Japandroids will be hitting Australia this July for their national tour celebrating the recent release of their third album, Near to the Wild Heart of Life. The tour includes a stopover at the Rosemount Hotel, North Perth on Wednesday, July 19. The two-piece from Vancouver, formed in 2006, consists of Brian King and David Prowse: one guitar, one set of drums and two singers. CLAUDIA MOORE spoke with Prowse to discuss the tour and their third album.
You took three years off from performing live after your massive 2013 world tour: have you enjoyed touring again?
Very much so, we didn’t plan on taking so much time off but when you’re touring so much you start to feel like a human jukebox playing the same songs over and over again. We wanted to wait to tour until we had some new music that we were really proud of and bring something new to our performances. We are very happy to be back on the road again and be back visiting some cities we haven’t been to in so long.

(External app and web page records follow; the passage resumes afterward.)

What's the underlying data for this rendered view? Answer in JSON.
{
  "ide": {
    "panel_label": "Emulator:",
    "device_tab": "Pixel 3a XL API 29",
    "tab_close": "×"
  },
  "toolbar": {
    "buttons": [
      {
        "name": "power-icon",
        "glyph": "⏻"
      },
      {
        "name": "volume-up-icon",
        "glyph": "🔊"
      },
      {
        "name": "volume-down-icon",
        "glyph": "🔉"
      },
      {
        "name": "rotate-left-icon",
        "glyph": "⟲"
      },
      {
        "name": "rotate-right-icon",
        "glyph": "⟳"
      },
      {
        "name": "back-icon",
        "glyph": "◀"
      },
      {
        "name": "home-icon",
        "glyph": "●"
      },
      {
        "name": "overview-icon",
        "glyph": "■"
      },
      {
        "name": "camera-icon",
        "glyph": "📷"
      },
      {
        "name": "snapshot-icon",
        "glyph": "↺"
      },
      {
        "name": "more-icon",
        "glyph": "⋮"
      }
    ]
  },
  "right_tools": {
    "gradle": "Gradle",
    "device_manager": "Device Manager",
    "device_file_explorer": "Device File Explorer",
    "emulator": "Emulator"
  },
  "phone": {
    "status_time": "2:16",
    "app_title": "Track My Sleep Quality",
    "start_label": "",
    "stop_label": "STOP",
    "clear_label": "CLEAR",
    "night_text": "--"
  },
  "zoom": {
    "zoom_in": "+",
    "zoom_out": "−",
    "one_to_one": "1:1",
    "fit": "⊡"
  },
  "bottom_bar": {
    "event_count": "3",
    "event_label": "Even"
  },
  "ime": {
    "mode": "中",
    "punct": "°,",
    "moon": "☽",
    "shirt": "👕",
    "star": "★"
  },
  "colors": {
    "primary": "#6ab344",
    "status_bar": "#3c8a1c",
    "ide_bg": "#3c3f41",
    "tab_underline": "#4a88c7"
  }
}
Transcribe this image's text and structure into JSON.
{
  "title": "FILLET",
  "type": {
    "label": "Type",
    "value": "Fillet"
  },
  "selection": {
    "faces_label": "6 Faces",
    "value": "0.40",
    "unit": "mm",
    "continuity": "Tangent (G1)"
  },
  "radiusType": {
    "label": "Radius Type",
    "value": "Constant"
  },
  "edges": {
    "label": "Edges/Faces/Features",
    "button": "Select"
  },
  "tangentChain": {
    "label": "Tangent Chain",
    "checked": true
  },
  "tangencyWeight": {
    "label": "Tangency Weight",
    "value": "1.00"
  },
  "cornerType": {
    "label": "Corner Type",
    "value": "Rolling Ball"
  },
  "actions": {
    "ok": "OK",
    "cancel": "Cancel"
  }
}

It felt like certain cities we were going to every year and now it’s been three to five years since we visited some of those places so we are very keen to get back to those places including Perth.
You toured Sydney and Melbourne at the end of last year, but haven’t toured many of the other Australian cities in four years what are you most looking forward too about returning?
We always planned on coming back to Australia, but it was very limited what we could fit in at the end of 2016. There were a lot of people who were bummed we only made it to Sydney, Melbourne and Wollongong. Australia is a bizarre place for us because it feels vaguely familiar as its similar to Vancouver but its also so different. The crowds in Australia have always been really rad; it feels like Australians are some of the only people that still care about rock music. We always have fun when we come over to Australia and the people have always been very friendly. Perth is so different as well because its removed from everywhere else and has a its own vibe.
You wrote the album in several cities, do you think those locations influenced the album?
Yes it definitely did, a lot of our lyrics are mostly fact but always have an element of fiction to it. Brian wrote the majority of the album, but there were constant references sprinkled throughout to where we were living or places we hung out. I found there were some very obvious references but then some much vaguer ones as well. We were living in four different cities: Mexico City, Toronto, Vancouver and New Orleans. All of those places made their way into the music in some way or another. One thing about being a musician is you’re not tied to one city, you can move around and write from anywhere in the world. As a band we have always been very inspired by wherever we are living and it always creeps its way into our music.
What do you think has changed the most about your music since your first album?
There has been a lot of talk about how different this album is from our other works, but to me it still sounds like The Japandroids. I do acknowledge though that there are differences, I think that we are older now and are more experienced musicians as well and that makes a huge difference. When we first started out we didn’t really know what we were doing and now I would say we sort of know. I also found our standards are much higher, with our lyrics, performances etc. The album is very fresh and the lyrics are much cleaner but we still remember who we are. A large focus for us was to keep pushing and go into uncharted territory with our music. We also focused on our studio experimentation; we overdubbed a lot with this album, which we hadn’t done previously.
Were lyrics a key focus for you on this latest album?
There has been a steady progression with our lyrics over the past few years. We have started to put a lot more thought into what we write, with our last album we would find a great line and just repeat it over and over. We have continued to push ourselves to try and produce more meaningful lyrics. I think Brian who writes most of our lyrics has become much more confident with his writing as well.
Are there any themes or a narrative present throughout the album?
Yeah there is, a large part of all our lyrics is reflection, we have built some great relationships over the years and the album reflects on those. There is a loose narrative present as well, which is realising that some of those things you’ve been searching for are back home. There is some darkness in the lyrics but we wanted to discuss having something to come back too whenever you leave and that runs throughout the entire album.
Finally, we apologise for taking so long to come back to Perth but are very excited and can’t wait to see you guys soon.